[Items from an interface collection]
+ + +
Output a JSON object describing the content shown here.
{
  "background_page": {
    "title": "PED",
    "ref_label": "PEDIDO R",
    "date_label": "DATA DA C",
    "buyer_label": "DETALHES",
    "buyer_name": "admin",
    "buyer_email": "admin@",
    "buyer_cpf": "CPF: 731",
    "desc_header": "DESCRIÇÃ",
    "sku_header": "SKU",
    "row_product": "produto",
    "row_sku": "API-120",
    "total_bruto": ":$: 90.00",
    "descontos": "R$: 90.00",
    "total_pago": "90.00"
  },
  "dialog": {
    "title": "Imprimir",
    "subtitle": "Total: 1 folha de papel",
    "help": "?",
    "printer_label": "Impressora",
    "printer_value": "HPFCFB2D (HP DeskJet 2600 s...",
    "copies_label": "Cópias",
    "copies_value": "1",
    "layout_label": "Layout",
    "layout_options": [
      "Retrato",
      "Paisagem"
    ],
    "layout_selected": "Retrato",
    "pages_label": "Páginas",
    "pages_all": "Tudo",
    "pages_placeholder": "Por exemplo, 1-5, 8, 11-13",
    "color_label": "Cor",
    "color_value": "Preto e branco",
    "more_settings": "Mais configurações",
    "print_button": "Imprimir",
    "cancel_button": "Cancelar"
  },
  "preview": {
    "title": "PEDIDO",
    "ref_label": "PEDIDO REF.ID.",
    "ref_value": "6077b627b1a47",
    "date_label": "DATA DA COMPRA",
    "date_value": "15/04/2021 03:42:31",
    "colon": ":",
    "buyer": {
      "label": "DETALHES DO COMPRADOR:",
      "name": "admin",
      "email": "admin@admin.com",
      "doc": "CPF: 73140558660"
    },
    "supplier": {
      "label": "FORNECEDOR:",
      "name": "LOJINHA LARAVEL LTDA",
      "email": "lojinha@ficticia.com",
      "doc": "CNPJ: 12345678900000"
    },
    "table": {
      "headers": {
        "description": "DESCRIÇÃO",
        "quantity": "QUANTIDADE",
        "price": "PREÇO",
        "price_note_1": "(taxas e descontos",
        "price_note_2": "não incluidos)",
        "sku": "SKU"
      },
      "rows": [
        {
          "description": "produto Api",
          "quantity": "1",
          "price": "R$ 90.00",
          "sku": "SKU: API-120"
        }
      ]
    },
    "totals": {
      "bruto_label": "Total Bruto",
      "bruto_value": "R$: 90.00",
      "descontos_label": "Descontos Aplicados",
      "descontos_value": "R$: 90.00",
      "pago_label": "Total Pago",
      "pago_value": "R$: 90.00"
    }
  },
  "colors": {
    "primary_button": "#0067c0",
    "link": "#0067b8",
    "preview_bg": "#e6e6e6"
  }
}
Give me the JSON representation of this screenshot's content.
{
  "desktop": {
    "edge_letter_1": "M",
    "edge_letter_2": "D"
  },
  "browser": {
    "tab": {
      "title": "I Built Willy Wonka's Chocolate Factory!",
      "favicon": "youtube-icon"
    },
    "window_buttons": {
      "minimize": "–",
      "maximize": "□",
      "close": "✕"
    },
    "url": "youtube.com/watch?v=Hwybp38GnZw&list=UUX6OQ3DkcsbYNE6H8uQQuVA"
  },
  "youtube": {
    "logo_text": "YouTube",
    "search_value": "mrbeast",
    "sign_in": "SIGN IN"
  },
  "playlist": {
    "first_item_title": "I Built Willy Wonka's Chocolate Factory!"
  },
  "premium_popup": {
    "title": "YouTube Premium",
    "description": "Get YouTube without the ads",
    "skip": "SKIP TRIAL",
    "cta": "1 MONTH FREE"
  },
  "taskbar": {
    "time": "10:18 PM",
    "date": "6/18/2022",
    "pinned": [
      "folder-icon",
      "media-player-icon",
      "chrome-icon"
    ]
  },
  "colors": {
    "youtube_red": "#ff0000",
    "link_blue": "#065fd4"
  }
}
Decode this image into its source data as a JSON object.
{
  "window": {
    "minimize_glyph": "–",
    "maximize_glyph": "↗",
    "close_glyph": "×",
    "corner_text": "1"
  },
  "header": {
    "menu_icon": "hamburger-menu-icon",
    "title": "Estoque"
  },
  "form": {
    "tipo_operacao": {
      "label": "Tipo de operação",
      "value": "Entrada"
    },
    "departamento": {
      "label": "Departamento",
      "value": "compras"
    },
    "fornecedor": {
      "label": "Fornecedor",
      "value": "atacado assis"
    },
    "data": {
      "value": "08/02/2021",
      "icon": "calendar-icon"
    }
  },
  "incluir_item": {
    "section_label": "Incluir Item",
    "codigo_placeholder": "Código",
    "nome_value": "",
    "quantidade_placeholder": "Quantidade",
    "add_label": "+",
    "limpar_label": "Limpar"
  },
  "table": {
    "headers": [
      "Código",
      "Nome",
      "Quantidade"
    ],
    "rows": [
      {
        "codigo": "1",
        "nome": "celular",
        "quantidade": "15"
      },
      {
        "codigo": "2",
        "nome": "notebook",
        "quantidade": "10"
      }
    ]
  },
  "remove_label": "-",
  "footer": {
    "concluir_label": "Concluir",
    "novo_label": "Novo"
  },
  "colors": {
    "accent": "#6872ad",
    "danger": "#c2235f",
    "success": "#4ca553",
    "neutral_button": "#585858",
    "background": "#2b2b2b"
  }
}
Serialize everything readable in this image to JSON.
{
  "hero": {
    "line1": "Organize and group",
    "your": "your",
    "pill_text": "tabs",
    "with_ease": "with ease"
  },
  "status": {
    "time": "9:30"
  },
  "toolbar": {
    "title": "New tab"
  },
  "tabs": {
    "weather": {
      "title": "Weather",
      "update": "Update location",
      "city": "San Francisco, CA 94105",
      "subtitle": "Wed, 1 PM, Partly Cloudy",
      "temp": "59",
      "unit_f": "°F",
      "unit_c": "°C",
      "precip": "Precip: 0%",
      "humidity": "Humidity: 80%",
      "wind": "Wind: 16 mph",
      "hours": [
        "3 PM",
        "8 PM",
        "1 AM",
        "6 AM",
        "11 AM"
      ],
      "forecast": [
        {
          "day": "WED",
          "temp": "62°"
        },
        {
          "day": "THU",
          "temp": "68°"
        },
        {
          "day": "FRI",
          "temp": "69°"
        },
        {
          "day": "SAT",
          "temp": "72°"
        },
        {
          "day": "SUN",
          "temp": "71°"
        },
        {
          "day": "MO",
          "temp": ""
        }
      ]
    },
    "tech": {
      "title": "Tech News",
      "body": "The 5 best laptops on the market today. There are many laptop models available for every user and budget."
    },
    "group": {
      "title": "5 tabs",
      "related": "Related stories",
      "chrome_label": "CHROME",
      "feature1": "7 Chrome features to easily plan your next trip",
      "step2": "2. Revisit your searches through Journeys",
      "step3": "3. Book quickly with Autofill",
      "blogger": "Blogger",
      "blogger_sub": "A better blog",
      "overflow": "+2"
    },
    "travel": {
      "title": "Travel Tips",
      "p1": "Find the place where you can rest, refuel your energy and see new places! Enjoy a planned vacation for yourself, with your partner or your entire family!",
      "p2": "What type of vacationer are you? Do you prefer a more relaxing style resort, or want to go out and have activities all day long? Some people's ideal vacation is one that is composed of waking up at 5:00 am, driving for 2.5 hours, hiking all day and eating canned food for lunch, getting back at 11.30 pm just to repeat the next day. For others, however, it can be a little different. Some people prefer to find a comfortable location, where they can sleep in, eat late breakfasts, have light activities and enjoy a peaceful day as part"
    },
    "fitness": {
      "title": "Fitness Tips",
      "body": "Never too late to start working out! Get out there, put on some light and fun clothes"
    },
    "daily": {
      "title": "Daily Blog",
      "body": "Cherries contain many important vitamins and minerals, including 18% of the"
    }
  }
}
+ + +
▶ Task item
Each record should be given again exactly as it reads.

▶ Answer below
Output a JSON object describing the content shown here.
{
  "background_page": {
    "title": "PED",
    "ref_label": "PEDIDO R",
    "date_label": "DATA DA C",
    "buyer_label": "DETALHES",
    "buyer_name": "admin",
    "buyer_email": "admin@",
    "buyer_cpf": "CPF: 731",
    "desc_header": "DESCRIÇÃ",
    "sku_header": "SKU",
    "row_product": "produto",
    "row_sku": "API-120",
    "total_bruto": ":$: 90.00",
    "descontos": "R$: 90.00",
    "total_pago": "90.00"
  },
  "dialog": {
    "title": "Imprimir",
    "subtitle": "Total: 1 folha de papel",
    "help": "?",
    "printer_label": "Impressora",
    "printer_value": "HPFCFB2D (HP DeskJet 2600 s...",
    "copies_label": "Cópias",
    "copies_value": "1",
    "layout_label": "Layout",
    "layout_options": [
      "Retrato",
      "Paisagem"
    ],
    "layout_selected": "Retrato",
    "pages_label": "Páginas",
    "pages_all": "Tudo",
    "pages_placeholder": "Por exemplo, 1-5, 8, 11-13",
    "color_label": "Cor",
    "color_value": "Preto e branco",
    "more_settings": "Mais configurações",
    "print_button": "Imprimir",
    "cancel_button": "Cancelar"
  },
  "preview": {
    "title": "PEDIDO",
    "ref_label": "PEDIDO REF.ID.",
    "ref_value": "6077b627b1a47",
    "date_label": "DATA DA COMPRA",
    "date_value": "15/04/2021 03:42:31",
    "colon": ":",
    "buyer": {
      "label": "DETALHES DO COMPRADOR:",
      "name": "admin",
      "email": "admin@admin.com",
      "doc": "CPF: 73140558660"
    },
    "supplier": {
      "label": "FORNECEDOR:",
      "name": "LOJINHA LARAVEL LTDA",
      "email": "lojinha@ficticia.com",
      "doc": "CNPJ: 12345678900000"
    },
    "table": {
      "headers": {
        "description": "DESCRIÇÃO",
        "quantity": "QUANTIDADE",
        "price": "PREÇO",
        "price_note_1": "(taxas e descontos",
        "price_note_2": "não incluidos)",
        "sku": "SKU"
      },
      "rows": [
        {
          "description": "produto Api",
          "quantity": "1",
          "price": "R$ 90.00",
          "sku": "SKU: API-120"
        }
      ]
    },
    "totals": {
      "bruto_label": "Total Bruto",
      "bruto_value": "R$: 90.00",
      "descontos_label": "Descontos Aplicados",
      "descontos_value": "R$: 90.00",
      "pago_label": "Total Pago",
      "pago_value": "R$: 90.00"
    }
  },
  "colors": {
    "primary_button": "#0067c0",
    "link": "#0067b8",
    "preview_bg": "#e6e6e6"
  }
}
Give me the JSON representation of this screenshot's content.
{
  "desktop": {
    "edge_letter_1": "M",
    "edge_letter_2": "D"
  },
  "browser": {
    "tab": {
      "title": "I Built Willy Wonka's Chocolate Factory!",
      "favicon": "youtube-icon"
    },
    "window_buttons": {
      "minimize": "–",
      "maximize": "□",
      "close": "✕"
    },
    "url": "youtube.com/watch?v=Hwybp38GnZw&list=UUX6OQ3DkcsbYNE6H8uQQuVA"
  },
  "youtube": {
    "logo_text": "YouTube",
    "search_value": "mrbeast",
    "sign_in": "SIGN IN"
  },
  "playlist": {
    "first_item_title": "I Built Willy Wonka's Chocolate Factory!"
  },
  "premium_popup": {
    "title": "YouTube Premium",
    "description": "Get YouTube without the ads",
    "skip": "SKIP TRIAL",
    "cta": "1 MONTH FREE"
  },
  "taskbar": {
    "time": "10:18 PM",
    "date": "6/18/2022",
    "pinned": [
      "folder-icon",
      "media-player-icon",
      "chrome-icon"
    ]
  },
  "colors": {
    "youtube_red": "#ff0000",
    "link_blue": "#065fd4"
  }
}
Decode this image into its source data as a JSON object.
{
  "window": {
    "minimize_glyph": "–",
    "maximize_glyph": "↗",
    "close_glyph": "×",
    "corner_text": "1"
  },
  "header": {
    "menu_icon": "hamburger-menu-icon",
    "title": "Estoque"
  },
  "form": {
    "tipo_operacao": {
      "label": "Tipo de operação",
      "value": "Entrada"
    },
    "departamento": {
      "label": "Departamento",
      "value": "compras"
    },
    "fornecedor": {
      "label": "Fornecedor",
      "value": "atacado assis"
    },
    "data": {
      "value": "08/02/2021",
      "icon": "calendar-icon"
    }
  },
  "incluir_item": {
    "section_label": "Incluir Item",
    "codigo_placeholder": "Código",
    "nome_value": "",
    "quantidade_placeholder": "Quantidade",
    "add_label": "+",
    "limpar_label": "Limpar"
  },
  "table": {
    "headers": [
      "Código",
      "Nome",
      "Quantidade"
    ],
    "rows": [
      {
        "codigo": "1",
        "nome": "celular",
        "quantidade": "15"
      },
      {
        "codigo": "2",
        "nome": "notebook",
        "quantidade": "10"
      }
    ]
  },
  "remove_label": "-",
  "footer": {
    "concluir_label": "Concluir",
    "novo_label": "Novo"
  },
  "colors": {
    "accent": "#6872ad",
    "danger": "#c2235f",
    "success": "#4ca553",
    "neutral_button": "#585858",
    "background": "#2b2b2b"
  }
}
Serialize everything readable in this image to JSON.
{
  "hero": {
    "line1": "Organize and group",
    "your": "your",
    "pill_text": "tabs",
    "with_ease": "with ease"
  },
  "status": {
    "time": "9:30"
  },
  "toolbar": {
    "title": "New tab"
  },
  "tabs": {
    "weather": {
      "title": "Weather",
      "update": "Update location",
      "city": "San Francisco, CA 94105",
      "subtitle": "Wed, 1 PM, Partly Cloudy",
      "temp": "59",
      "unit_f": "°F",
      "unit_c": "°C",
      "precip": "Precip: 0%",
      "humidity": "Humidity: 80%",
      "wind": "Wind: 16 mph",
      "hours": [
        "3 PM",
        "8 PM",
        "1 AM",
        "6 AM",
        "11 AM"
      ],
      "forecast": [
        {
          "day": "WED",
          "temp": "62°"
        },
        {
          "day": "THU",
          "temp": "68°"
        },
        {
          "day": "FRI",
          "temp": "69°"
        },
        {
          "day": "SAT",
          "temp": "72°"
        },
        {
          "day": "SUN",
          "temp": "71°"
        },
        {
          "day": "MO",
          "temp": ""
        }
      ]
    },
    "tech": {
      "title": "Tech News",
      "body": "The 5 best laptops on the market today. There are many laptop models available for every user and budget."
    },
    "group": {
      "title": "5 tabs",
      "related": "Related stories",
      "chrome_label": "CHROME",
      "feature1": "7 Chrome features to easily plan your next trip",
      "step2": "2. Revisit your searches through Journeys",
      "step3": "3. Book quickly with Autofill",
      "blogger": "Blogger",
      "blogger_sub": "A better blog",
      "overflow": "+2"
    },
    "travel": {
      "title": "Travel Tips",
      "p1": "Find the place where you can rest, refuel your energy and see new places! Enjoy a planned vacation for yourself, with your partner or your entire family!",
      "p2": "What type of vacationer are you? Do you prefer a more relaxing style resort, or want to go out and have activities all day long? Some people's ideal vacation is one that is composed of waking up at 5:00 am, driving for 2.5 hours, hiking all day and eating canned food for lunch, getting back at 11.30 pm just to repeat the next day. For others, however, it can be a little different. Some people prefer to find a comfortable location, where they can sleep in, eat late breakfasts, have light activities and enjoy a peaceful day as part"
    },
    "fitness": {
      "title": "Fitness Tips",
      "body": "Never too late to start working out! Get out there, put on some light and fun clothes"
    },
    "daily": {
      "title": "Daily Blog",
      "body": "Cherries contain many important vitamins and minerals, including 18% of the"
    }
  }
}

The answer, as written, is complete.